Within the listing that follows, state how many lines include the word "interface"; write only that number.

*****

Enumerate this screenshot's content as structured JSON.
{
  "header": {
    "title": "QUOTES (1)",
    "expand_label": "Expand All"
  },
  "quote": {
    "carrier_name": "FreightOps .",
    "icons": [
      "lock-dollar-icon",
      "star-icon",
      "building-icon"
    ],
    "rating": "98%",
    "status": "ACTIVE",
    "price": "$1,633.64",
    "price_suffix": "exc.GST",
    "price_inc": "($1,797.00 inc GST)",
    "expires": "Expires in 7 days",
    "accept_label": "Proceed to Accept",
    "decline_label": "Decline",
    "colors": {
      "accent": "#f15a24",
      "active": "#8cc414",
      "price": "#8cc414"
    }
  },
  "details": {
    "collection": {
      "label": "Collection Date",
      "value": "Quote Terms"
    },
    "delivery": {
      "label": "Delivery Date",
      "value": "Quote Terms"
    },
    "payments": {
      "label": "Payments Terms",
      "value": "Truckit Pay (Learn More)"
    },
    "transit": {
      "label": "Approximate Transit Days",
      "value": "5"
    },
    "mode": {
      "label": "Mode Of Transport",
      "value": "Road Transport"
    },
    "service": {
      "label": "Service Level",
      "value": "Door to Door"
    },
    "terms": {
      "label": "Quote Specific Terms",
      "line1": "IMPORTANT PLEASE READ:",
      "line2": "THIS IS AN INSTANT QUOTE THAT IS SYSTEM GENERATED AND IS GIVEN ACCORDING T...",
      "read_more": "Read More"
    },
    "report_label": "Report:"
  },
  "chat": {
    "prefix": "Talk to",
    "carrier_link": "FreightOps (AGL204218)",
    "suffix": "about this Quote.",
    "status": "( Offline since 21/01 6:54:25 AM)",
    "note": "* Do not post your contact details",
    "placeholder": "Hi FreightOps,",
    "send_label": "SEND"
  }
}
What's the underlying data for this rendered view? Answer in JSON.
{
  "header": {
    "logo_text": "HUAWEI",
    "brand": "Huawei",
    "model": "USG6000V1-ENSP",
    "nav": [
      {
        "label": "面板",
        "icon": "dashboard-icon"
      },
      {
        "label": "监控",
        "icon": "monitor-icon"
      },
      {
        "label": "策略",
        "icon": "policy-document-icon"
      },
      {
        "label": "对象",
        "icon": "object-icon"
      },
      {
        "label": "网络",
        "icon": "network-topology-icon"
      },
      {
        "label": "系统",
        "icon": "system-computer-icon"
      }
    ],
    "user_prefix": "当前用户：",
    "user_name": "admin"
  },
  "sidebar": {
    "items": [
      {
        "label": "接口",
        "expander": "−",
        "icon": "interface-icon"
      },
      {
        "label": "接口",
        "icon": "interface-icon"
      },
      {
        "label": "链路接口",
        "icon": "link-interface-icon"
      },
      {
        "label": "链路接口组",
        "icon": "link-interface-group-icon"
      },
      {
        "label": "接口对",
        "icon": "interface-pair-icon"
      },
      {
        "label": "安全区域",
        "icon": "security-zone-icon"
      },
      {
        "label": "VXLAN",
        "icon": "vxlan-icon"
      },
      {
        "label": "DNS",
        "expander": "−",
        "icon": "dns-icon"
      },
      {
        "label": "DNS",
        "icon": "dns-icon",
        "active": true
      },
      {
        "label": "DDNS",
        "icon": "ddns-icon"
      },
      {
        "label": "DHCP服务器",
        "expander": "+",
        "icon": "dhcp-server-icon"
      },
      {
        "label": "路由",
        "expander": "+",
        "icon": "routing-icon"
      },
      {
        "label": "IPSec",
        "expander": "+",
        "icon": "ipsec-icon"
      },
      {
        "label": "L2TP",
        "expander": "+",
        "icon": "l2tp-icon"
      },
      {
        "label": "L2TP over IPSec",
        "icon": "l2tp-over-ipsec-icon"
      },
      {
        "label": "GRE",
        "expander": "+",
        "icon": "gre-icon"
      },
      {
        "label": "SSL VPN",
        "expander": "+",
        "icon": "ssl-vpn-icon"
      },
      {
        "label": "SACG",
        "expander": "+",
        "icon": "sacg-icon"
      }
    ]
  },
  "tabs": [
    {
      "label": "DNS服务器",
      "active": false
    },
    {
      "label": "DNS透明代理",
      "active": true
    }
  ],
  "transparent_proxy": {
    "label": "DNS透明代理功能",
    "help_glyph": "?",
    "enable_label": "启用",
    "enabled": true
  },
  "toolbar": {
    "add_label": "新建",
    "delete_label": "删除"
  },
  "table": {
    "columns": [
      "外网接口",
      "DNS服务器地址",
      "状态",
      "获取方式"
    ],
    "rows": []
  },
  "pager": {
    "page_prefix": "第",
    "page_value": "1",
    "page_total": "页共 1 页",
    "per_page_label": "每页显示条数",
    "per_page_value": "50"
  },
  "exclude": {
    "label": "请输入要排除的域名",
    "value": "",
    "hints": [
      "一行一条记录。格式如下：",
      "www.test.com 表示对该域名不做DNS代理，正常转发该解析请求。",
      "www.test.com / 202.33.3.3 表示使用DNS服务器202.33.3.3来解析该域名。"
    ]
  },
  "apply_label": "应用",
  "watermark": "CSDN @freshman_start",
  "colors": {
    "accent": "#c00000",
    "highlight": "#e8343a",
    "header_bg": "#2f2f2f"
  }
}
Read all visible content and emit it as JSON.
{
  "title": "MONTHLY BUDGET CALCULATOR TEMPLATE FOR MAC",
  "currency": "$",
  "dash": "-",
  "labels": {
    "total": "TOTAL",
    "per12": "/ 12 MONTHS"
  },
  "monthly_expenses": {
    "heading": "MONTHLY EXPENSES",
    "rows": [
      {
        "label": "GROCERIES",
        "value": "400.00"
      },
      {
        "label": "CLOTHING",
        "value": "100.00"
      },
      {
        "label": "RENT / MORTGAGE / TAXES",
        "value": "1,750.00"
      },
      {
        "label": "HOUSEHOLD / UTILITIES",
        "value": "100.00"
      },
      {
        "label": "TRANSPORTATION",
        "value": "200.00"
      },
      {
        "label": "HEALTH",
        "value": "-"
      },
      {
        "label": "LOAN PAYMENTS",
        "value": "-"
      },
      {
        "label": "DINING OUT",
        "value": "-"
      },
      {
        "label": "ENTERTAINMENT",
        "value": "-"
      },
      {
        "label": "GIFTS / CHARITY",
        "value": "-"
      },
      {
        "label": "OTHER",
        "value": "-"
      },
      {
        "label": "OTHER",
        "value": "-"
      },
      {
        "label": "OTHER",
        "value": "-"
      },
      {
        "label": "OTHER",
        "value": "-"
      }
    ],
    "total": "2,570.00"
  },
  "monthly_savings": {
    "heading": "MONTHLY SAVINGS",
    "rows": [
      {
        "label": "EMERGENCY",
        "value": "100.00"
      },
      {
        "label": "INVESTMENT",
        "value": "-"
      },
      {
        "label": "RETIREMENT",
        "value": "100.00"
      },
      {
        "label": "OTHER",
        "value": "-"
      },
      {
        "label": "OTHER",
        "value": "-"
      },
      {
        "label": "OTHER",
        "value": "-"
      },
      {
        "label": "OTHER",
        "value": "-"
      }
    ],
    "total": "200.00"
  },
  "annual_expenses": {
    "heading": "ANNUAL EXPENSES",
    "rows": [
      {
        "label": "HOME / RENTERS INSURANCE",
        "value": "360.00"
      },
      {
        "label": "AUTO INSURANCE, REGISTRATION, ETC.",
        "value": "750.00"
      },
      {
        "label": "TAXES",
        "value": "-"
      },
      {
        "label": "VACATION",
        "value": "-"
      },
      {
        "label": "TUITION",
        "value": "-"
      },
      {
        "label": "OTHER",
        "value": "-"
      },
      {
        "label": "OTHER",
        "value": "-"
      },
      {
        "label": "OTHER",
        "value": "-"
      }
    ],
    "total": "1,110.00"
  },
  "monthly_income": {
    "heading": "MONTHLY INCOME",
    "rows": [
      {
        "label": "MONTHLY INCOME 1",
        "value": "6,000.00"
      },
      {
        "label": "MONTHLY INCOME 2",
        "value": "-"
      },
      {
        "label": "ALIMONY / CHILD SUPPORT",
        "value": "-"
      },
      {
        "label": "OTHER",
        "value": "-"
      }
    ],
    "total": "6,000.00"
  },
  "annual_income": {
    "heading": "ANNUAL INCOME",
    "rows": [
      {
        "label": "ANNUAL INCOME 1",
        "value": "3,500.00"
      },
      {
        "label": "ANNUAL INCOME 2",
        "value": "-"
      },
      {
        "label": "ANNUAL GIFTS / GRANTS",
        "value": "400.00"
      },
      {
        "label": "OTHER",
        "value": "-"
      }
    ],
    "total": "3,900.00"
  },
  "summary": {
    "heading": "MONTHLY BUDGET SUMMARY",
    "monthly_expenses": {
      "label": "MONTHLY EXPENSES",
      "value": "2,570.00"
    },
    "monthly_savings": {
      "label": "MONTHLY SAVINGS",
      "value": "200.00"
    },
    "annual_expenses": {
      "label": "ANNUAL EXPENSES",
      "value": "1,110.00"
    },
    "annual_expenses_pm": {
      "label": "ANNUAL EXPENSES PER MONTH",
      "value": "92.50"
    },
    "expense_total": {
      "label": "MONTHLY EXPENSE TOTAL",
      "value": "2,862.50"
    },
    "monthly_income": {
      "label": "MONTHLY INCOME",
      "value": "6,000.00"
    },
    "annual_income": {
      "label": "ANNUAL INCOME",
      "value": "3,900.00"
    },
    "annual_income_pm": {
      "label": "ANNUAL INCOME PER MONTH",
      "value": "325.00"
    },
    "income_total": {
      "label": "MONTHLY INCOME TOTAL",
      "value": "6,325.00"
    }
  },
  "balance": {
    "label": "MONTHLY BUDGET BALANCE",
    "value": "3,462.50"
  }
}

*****

▶ _TASK RESULT_
5